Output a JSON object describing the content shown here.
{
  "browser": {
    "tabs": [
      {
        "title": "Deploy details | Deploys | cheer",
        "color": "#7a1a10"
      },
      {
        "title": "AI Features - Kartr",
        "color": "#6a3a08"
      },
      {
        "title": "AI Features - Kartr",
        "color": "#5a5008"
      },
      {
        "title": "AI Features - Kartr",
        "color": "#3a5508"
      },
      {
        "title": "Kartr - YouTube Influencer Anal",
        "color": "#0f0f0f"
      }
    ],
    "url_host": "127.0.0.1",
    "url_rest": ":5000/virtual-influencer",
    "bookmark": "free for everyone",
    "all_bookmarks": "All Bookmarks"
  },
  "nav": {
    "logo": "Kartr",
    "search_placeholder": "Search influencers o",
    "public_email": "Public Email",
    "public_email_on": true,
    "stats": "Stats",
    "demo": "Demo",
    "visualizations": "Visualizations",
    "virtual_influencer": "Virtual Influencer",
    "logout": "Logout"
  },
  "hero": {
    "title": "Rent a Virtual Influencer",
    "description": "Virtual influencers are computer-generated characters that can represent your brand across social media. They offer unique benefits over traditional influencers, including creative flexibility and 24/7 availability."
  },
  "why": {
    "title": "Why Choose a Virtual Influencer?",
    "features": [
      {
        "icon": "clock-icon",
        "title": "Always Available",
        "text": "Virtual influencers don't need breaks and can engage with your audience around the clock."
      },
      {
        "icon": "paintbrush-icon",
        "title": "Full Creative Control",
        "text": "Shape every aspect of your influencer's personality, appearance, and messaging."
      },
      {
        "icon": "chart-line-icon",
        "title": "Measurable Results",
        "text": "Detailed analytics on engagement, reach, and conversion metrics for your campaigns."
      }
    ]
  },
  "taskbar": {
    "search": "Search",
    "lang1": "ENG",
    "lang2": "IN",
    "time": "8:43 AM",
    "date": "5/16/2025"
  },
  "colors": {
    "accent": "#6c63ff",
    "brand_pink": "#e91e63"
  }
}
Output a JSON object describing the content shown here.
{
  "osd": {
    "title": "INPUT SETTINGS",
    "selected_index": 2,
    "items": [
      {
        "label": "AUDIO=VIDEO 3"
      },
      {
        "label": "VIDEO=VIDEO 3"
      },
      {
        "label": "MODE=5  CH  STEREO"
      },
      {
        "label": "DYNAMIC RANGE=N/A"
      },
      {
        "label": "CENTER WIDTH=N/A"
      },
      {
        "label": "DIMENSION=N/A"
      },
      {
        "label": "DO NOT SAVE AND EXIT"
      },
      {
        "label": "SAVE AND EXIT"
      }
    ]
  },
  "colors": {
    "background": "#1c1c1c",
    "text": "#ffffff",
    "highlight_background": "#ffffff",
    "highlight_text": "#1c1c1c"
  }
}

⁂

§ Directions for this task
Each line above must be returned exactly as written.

§ Written answer
Output a JSON object describing the content shown here.
{
  "browser": {
    "tabs": [
      {
        "title": "Deploy details | Deploys | cheer",
        "color": "#7a1a10"
      },
      {
        "title": "AI Features - Kartr",
        "color": "#6a3a08"
      },
      {
        "title": "AI Features - Kartr",
        "color": "#5a5008"
      },
      {
        "title": "AI Features - Kartr",
        "color": "#3a5508"
      },
      {
        "title": "Kartr - YouTube Influencer Anal",
        "color": "#0f0f0f"
      }
    ],
    "url_host": "127.0.0.1",
    "url_rest": ":5000/virtual-influencer",
    "bookmark": "free for everyone",
    "all_bookmarks": "All Bookmarks"
  },
  "nav": {
    "logo": "Kartr",
    "search_placeholder": "Search influencers o",
    "public_email": "Public Email",
    "public_email_on": true,
    "stats": "Stats",
    "demo": "Demo",
    "visualizations": "Visualizations",
    "virtual_influencer": "Virtual Influencer",
    "logout": "Logout"
  },
  "hero": {
    "title": "Rent a Virtual Influencer",
    "description": "Virtual influencers are computer-generated characters that can represent your brand across social media. They offer unique benefits over traditional influencers, including creative flexibility and 24/7 availability."
  },
  "why": {
    "title": "Why Choose a Virtual Influencer?",
    "features": [
      {
        "icon": "clock-icon",
        "title": "Always Available",
        "text": "Virtual influencers don't need breaks and can engage with your audience around the clock."
      },
      {
        "icon": "paintbrush-icon",
        "title": "Full Creative Control",
        "text": "Shape every aspect of your influencer's personality, appearance, and messaging."
      },
      {
        "icon": "chart-line-icon",
        "title": "Measurable Results",
        "text": "Detailed analytics on engagement, reach, and conversion metrics for your campaigns."
      }
    ]
  },
  "taskbar": {
    "search": "Search",
    "lang1": "ENG",
    "lang2": "IN",
    "time": "8:43 AM",
    "date": "5/16/2025"
  },
  "colors": {
    "accent": "#6c63ff",
    "brand_pink": "#e91e63"
  }
}
Output a JSON object describing the content shown here.
{
  "osd": {
    "title": "INPUT SETTINGS",
    "selected_index": 2,
    "items": [
      {
        "label": "AUDIO=VIDEO 3"
      },
      {
        "label": "VIDEO=VIDEO 3"
      },
      {
        "label": "MODE=5  CH  STEREO"
      },
      {
        "label": "DYNAMIC RANGE=N/A"
      },
      {
        "label": "CENTER WIDTH=N/A"
      },
      {
        "label": "DIMENSION=N/A"
      },
      {
        "label": "DO NOT SAVE AND EXIT"
      },
      {
        "label": "SAVE AND EXIT"
      }
    ]
  },
  "colors": {
    "background": "#1c1c1c",
    "text": "#ffffff",
    "highlight_background": "#ffffff",
    "highlight_text": "#1c1c1c"
  }
}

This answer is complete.